In a study published in Circulation in 2019, researchers found that young women were less likely to receive evidence-based medications for acute MI compared with men, including aspirin (86% vs. 89%), non-aspirin antiplatelet agents (51% vs. 62%), lipid-lowering agents (63% vs. 72%), beta-blockers (81% vs. 84%) and ACE inhibitors or angiotensin II receptor antagonists (59% vs. 64%).
There are also differences among women and men regarding statin prescriptions and attitudes towards this therapy, according to the presentation.
“You all know how difficult it can be to convince a patient that statins are safe, effective and save lives, but we found that there’s a difference when it comes to women,” Lundberg said.
In a study published in Circulation: Cardiovascular Quality and Outcomes in 2019, researchers found that compared with men, women were prescribed statins less often (67% vs. 78.4%), received less intense statin therapy (36.7% vs. 45.2%) and were offered the therapy less often (18.6% vs. 13.5%). In addition, women more often declined statin therapy (3.6% vs. 2%) and were more likely to discontinue statins (10.9% vs. 6.1%).
“There is an attitude about statins that we need to spend more time educating our women so that they will be on the right therapy,” Lundberg said. “As providers, we need to make sure that we’re prescribing the right therapy.”
Several traditional risk factors for ASCVD are not specific to women such as diabetes, smoking, obesity and overweight, physical inactivity, hypertension and dyslipidemia. But there are some nontraditional risk factors for women, especially those related to pregnancy including preterm delivery, hypertensive disorders of pregnancy and gestational diabetes. Other novel risk factors for women include treatment for breast cancer, autoimmune disease and depression.
“We’re starting to look at pregnancy as the first stress test in a woman for her cardiovascular risk, and this should be taken into account even in a postmenopausal woman,” Lundberg said. “Sometimes when I’m asking my 60-year-old woman about their pregnancy events, they’re wondering if I’m crazy, but I explain to them that how you did with your pregnancies will tell us a little bit about your future risk of cardiovascular disease.”

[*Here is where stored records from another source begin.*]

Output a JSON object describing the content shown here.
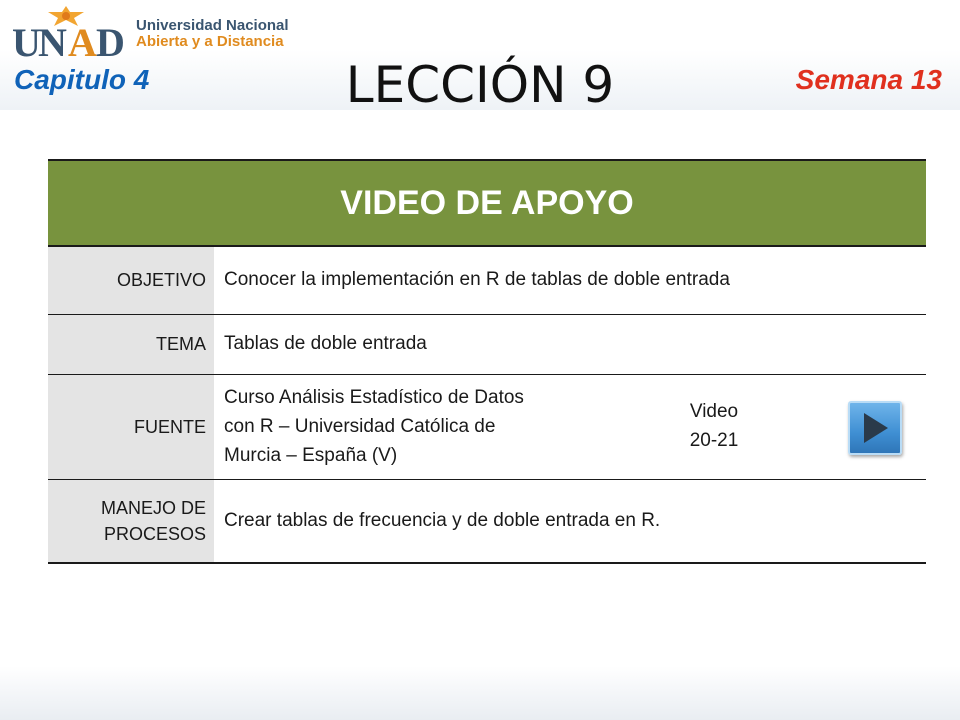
{
  "logo": {
    "mark_text": "UNAD",
    "line1": "Universidad Nacional",
    "line2": "Abierta y a Distancia"
  },
  "header": {
    "chapter": "Capitulo 4",
    "title": "LECCIÓN 9",
    "week": "Semana 13"
  },
  "table": {
    "title": "VIDEO DE APOYO",
    "rows": [
      {
        "label": "OBJETIVO",
        "value": "Conocer la implementación en R de tablas de doble entrada"
      },
      {
        "label": "TEMA",
        "value": "Tablas de doble entrada"
      },
      {
        "label": "FUENTE",
        "value": "Curso Análisis Estadístico de Datos con R – Universidad Católica de Murcia – España (V)"
      },
      {
        "label_line1": "MANEJO DE",
        "label_line2": "PROCESOS",
        "value": "Crear tablas de frecuencia y de doble entrada en R."
      }
    ],
    "source_lines": [
      "Curso Análisis Estadístico de Datos",
      "con R – Universidad Católica de",
      "Murcia – España (V)"
    ],
    "video_label": "Video",
    "video_range": "20-21",
    "play_icon": "play-icon"
  },
  "colors": {
    "header_green": "#78933e",
    "chapter_blue": "#0f62b8",
    "week_red": "#e0301e",
    "logo_blue": "#3a5570",
    "logo_orange": "#e08b1f"
  }
}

Hypertensive disorders of pregnancy can increase a woman’s risk for chronic hypertension by 370%, stroke by 81%, atrial arrhythmias by 50%, CHD by 250%, all-cause death by 50% and CV death by 221%, according to a study published in Current Treatment Options in Cardiovascular Medicine in 2018.

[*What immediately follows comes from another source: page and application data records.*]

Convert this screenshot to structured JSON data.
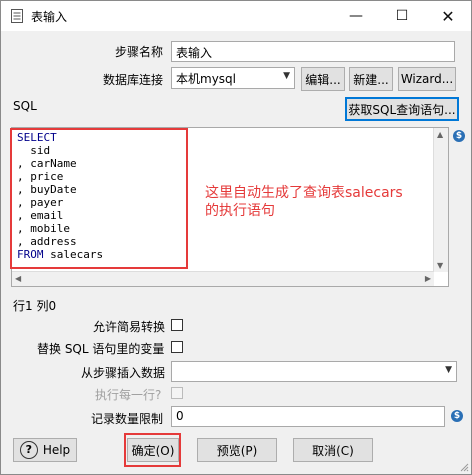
{
  "window": {
    "title": "表输入"
  },
  "form": {
    "step_name_label": "步骤名称",
    "step_name_value": "表输入",
    "db_conn_label": "数据库连接",
    "db_conn_value": "本机mysql",
    "edit_button": "编辑...",
    "new_button": "新建...",
    "wizard_button": "Wizard...",
    "sql_label": "SQL",
    "get_sql_button": "获取SQL查询语句..."
  },
  "sql": {
    "lines": [
      {
        "kw": "SELECT",
        "rest": ""
      },
      {
        "kw": "",
        "rest": "  sid"
      },
      {
        "kw": "",
        "rest": ", carName"
      },
      {
        "kw": "",
        "rest": ", price"
      },
      {
        "kw": "",
        "rest": ", buyDate"
      },
      {
        "kw": "",
        "rest": ", payer"
      },
      {
        "kw": "",
        "rest": ", email"
      },
      {
        "kw": "",
        "rest": ", mobile"
      },
      {
        "kw": "",
        "rest": ", address"
      },
      {
        "kw": "FROM",
        "rest": " salecars"
      }
    ]
  },
  "annotation": {
    "line1": "这里自动生成了查询表salecars",
    "line2": "的执行语句"
  },
  "status": {
    "position": "行1 列0"
  },
  "options": {
    "lazy_conversion_label": "允许简易转换",
    "replace_vars_label": "替换 SQL 语句里的变量",
    "insert_from_step_label": "从步骤插入数据",
    "execute_each_row_label": "执行每一行?",
    "limit_label": "记录数量限制",
    "limit_value": "0"
  },
  "buttons": {
    "help": "Help",
    "ok": "确定(O)",
    "preview": "预览(P)",
    "cancel": "取消(C)"
  }
}
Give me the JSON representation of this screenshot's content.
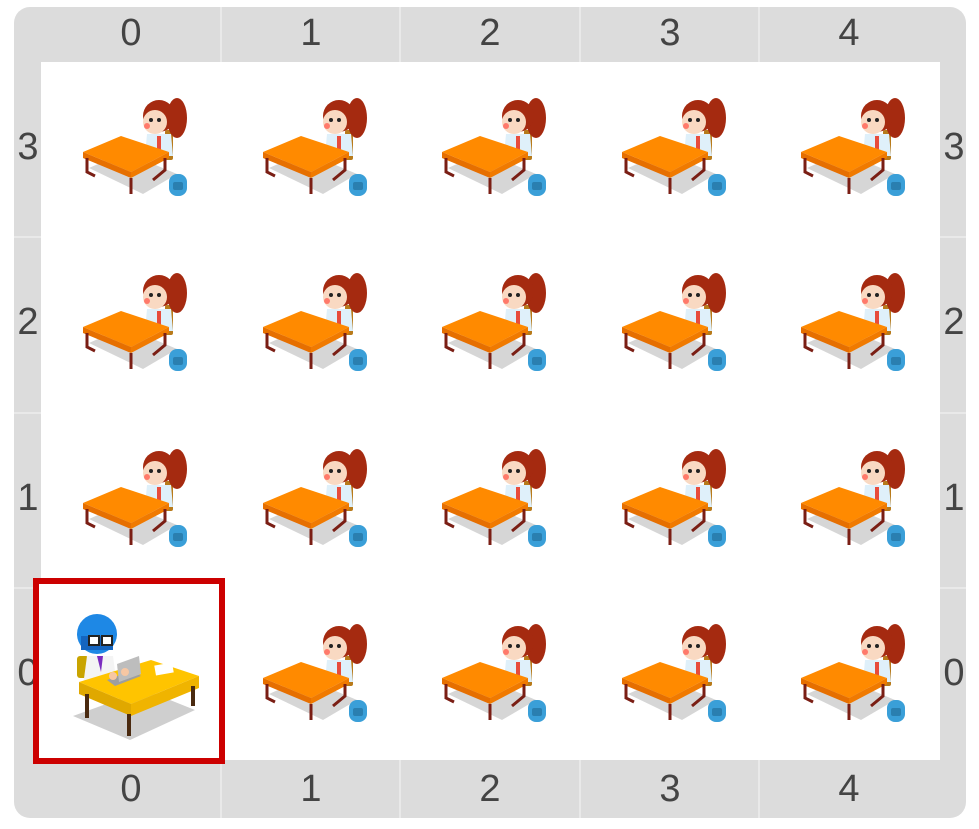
{
  "grid": {
    "columns": [
      "0",
      "1",
      "2",
      "3",
      "4"
    ],
    "rows": [
      "3",
      "2",
      "1",
      "0"
    ],
    "cells": [
      {
        "col": 0,
        "row": "3",
        "kind": "student"
      },
      {
        "col": 1,
        "row": "3",
        "kind": "student"
      },
      {
        "col": 2,
        "row": "3",
        "kind": "student"
      },
      {
        "col": 3,
        "row": "3",
        "kind": "student"
      },
      {
        "col": 4,
        "row": "3",
        "kind": "student"
      },
      {
        "col": 0,
        "row": "2",
        "kind": "student"
      },
      {
        "col": 1,
        "row": "2",
        "kind": "student"
      },
      {
        "col": 2,
        "row": "2",
        "kind": "student"
      },
      {
        "col": 3,
        "row": "2",
        "kind": "student"
      },
      {
        "col": 4,
        "row": "2",
        "kind": "student"
      },
      {
        "col": 0,
        "row": "1",
        "kind": "student"
      },
      {
        "col": 1,
        "row": "1",
        "kind": "student"
      },
      {
        "col": 2,
        "row": "1",
        "kind": "student"
      },
      {
        "col": 3,
        "row": "1",
        "kind": "student"
      },
      {
        "col": 4,
        "row": "1",
        "kind": "student"
      },
      {
        "col": 0,
        "row": "0",
        "kind": "teacher"
      },
      {
        "col": 1,
        "row": "0",
        "kind": "student"
      },
      {
        "col": 2,
        "row": "0",
        "kind": "student"
      },
      {
        "col": 3,
        "row": "0",
        "kind": "student"
      },
      {
        "col": 4,
        "row": "0",
        "kind": "student"
      }
    ]
  },
  "selection": {
    "col": 0,
    "row": "0",
    "color": "#cc0000"
  },
  "colors": {
    "desk": "#ff8a00",
    "teacher_desk": "#ffc400",
    "hair": "#a52a10",
    "backpack": "#3a9fd8",
    "teacher_helmet": "#1e88e5"
  },
  "icons": {
    "student": "student-at-desk-icon",
    "teacher": "teacher-at-desk-icon"
  }
}
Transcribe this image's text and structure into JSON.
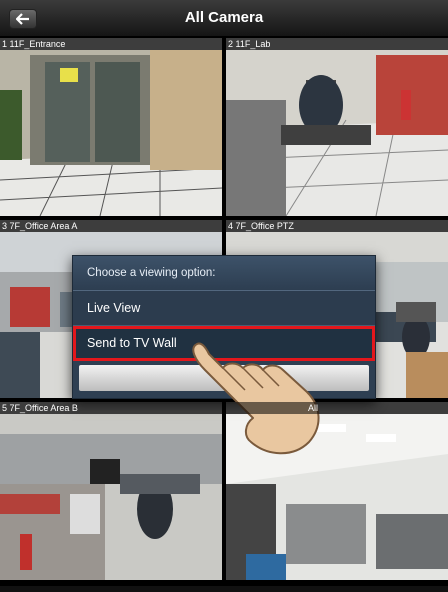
{
  "header": {
    "title": "All Camera",
    "back_icon": "back-arrow-icon"
  },
  "cameras": [
    {
      "label": "1 11F_Entrance"
    },
    {
      "label": "2 11F_Lab"
    },
    {
      "label": "3 7F_Office Area A"
    },
    {
      "label": "4 7F_Office PTZ"
    },
    {
      "label": "5 7F_Office Area B"
    },
    {
      "label": "All"
    }
  ],
  "dialog": {
    "title": "Choose a viewing option:",
    "options": [
      {
        "label": "Live View"
      },
      {
        "label": "Send to TV Wall"
      }
    ],
    "highlight_color": "#e3171c"
  }
}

“Hypertensive disorders of pregnancy are very important to ask about for later life risk assessment,” Lundberg said.
Women’s lipid levels become unfavorable after menopause, as there are increases in total cholesterol, LDL and triglycerides and a decrease in HDL, according to the presentation. All women including those after menopause require several approaches for CHD prevention including hypertension control, diabetes control and lipid control, in addition to smoking cessation, weight control and positive lifestyle changes, according to the presentation. The American College of Cardiology/American Heart Association Pooled Cohort Risk Equation can be used to assess risk in women, Lundberg said.
Although menopause hormone therapy is not meant to be used for the management of chronic disease, it can be used to manage menopausal symptoms, according to the presentation. Before initiation, women should undergo risk evaluation that is personalized for that particular patient, which will help determine which hormone therapy is best. It is important to note that menopausal hormone therapy is not recommended for CVD protection in women.
“The North American Menopause Society, the ACC and the AHA are still not recommending it for prevention of heart disease, but when it’s initiated in a younger woman, we might get a beneficial vasomotor response,” Lundberg said. “Basically, if your patient is low risk, near the time of menopause, normal weight, normal blood pressure and an active, healthy female with a low ASCVD risk score, she would qualify for hormone therapy for vasomotor symptoms.”